AIM OF THE TASK
Look through the listing below, find every line with the string "from", and copy it.

RECORDS SHOWN

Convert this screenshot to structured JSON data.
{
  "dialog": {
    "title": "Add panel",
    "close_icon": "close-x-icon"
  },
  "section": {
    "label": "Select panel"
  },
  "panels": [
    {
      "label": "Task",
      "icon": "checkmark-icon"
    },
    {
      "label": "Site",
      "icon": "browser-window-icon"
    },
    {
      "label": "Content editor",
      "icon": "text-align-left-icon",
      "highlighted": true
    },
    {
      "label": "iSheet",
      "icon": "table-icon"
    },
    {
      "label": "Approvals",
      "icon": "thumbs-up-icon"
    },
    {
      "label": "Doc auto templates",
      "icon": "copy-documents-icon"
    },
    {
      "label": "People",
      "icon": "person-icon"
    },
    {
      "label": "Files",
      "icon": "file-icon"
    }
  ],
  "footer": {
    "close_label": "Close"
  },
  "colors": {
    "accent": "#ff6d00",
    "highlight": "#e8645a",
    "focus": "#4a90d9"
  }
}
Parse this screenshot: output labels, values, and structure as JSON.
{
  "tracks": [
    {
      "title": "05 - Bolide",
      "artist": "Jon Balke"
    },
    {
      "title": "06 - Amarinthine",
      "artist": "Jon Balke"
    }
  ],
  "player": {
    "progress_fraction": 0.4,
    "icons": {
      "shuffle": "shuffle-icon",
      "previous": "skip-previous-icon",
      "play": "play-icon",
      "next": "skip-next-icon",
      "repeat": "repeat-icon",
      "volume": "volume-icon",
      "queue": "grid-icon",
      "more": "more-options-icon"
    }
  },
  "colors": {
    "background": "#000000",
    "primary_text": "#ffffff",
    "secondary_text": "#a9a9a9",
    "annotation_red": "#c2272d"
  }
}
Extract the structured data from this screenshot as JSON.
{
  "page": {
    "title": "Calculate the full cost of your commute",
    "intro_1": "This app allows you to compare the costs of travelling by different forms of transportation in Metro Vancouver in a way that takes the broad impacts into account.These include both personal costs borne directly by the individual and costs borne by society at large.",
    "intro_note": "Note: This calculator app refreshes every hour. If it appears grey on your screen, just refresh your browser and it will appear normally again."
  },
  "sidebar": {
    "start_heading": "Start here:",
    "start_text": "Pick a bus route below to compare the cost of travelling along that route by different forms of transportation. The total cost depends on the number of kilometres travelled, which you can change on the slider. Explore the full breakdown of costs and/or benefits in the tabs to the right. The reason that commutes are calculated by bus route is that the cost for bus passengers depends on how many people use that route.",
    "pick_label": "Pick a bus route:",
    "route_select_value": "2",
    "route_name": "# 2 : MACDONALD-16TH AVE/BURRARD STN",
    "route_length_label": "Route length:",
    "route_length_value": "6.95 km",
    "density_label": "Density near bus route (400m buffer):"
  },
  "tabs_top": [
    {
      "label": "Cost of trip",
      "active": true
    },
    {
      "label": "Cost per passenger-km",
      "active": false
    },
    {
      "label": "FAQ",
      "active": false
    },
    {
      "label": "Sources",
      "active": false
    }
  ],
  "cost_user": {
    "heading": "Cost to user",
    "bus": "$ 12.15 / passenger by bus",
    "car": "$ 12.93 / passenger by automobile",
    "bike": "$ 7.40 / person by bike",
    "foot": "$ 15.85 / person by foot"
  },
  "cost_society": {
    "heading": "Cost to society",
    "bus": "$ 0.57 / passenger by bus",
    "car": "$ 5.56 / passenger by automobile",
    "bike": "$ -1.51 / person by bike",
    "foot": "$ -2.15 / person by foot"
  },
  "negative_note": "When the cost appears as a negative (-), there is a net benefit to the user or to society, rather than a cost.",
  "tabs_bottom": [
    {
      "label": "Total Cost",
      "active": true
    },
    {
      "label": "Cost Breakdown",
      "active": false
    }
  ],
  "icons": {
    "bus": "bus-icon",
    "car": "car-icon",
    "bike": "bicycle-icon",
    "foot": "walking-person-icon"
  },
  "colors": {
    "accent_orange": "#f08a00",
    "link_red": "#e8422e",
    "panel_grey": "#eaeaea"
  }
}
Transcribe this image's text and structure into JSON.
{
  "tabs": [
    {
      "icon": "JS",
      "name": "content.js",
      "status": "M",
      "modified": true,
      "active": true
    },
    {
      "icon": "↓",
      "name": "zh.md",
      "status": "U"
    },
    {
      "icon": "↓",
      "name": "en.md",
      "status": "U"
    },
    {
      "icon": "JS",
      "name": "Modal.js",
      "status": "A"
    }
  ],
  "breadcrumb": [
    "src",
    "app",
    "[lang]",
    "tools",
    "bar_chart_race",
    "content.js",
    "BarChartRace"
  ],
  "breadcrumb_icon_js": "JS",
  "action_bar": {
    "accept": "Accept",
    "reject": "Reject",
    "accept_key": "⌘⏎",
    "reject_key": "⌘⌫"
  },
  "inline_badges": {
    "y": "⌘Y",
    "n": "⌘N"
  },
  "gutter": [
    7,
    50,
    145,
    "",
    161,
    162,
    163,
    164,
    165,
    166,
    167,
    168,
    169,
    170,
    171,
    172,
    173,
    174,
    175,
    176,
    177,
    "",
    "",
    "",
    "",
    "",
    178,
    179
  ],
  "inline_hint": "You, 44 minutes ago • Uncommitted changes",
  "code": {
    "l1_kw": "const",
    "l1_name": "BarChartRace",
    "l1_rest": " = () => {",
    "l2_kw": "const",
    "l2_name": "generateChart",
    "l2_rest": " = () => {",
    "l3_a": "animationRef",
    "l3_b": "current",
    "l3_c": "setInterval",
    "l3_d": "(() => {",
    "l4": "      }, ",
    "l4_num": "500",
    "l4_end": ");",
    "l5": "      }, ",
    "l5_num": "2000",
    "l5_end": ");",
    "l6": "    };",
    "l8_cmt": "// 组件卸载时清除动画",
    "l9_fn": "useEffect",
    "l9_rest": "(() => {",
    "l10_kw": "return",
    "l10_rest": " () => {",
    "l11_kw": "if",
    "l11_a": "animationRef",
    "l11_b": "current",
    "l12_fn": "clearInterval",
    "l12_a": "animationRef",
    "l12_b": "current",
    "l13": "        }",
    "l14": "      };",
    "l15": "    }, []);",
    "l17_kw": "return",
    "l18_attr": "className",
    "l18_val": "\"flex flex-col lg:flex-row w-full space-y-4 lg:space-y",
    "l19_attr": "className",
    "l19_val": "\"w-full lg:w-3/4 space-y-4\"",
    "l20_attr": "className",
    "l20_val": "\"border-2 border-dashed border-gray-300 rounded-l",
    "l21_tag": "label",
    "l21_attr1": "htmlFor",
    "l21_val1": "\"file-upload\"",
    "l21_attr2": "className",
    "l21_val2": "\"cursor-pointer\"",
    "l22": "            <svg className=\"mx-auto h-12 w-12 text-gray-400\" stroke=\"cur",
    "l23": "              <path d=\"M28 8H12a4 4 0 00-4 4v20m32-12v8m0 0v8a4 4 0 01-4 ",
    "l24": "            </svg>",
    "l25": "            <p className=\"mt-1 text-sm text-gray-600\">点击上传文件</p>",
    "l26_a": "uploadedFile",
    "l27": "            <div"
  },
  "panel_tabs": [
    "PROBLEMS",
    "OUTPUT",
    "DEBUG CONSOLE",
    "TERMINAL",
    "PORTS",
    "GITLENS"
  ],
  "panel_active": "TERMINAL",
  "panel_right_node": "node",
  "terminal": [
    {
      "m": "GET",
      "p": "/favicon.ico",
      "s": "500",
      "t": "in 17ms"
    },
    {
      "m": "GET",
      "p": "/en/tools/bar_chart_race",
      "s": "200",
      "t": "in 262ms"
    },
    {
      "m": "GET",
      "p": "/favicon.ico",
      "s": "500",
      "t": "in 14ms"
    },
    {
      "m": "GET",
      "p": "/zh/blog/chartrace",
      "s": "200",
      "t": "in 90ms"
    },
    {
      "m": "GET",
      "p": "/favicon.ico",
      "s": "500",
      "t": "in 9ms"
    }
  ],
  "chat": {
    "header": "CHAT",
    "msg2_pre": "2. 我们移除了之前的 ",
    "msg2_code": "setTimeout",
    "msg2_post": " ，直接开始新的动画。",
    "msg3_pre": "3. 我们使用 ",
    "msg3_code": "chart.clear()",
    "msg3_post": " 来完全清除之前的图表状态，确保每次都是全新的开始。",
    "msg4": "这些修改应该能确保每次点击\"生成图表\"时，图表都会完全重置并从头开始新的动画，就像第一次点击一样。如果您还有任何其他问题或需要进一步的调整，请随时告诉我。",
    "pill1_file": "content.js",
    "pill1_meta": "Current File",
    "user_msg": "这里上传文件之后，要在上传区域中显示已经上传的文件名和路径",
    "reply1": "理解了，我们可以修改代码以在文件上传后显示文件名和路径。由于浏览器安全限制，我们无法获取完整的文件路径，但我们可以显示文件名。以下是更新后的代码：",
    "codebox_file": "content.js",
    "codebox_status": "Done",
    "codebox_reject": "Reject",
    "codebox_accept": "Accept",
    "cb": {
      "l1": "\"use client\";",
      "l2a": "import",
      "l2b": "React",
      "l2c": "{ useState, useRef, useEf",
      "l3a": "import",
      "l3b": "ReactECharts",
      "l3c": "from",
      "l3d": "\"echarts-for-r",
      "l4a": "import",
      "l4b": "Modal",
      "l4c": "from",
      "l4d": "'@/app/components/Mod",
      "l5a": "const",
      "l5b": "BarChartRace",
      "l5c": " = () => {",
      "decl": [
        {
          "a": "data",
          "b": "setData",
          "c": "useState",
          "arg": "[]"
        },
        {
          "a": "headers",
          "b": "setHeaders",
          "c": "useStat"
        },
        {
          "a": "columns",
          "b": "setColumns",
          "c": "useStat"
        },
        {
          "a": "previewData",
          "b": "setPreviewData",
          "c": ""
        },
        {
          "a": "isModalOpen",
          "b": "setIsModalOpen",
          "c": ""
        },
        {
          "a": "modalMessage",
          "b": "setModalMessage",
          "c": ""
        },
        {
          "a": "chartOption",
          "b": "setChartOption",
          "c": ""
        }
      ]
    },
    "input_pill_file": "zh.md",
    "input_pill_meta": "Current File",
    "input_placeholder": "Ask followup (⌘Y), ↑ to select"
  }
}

TASK SOLUTION
Extract the structured data from this screenshot as JSON.
      "l3c": "from",
      "l4c": "from",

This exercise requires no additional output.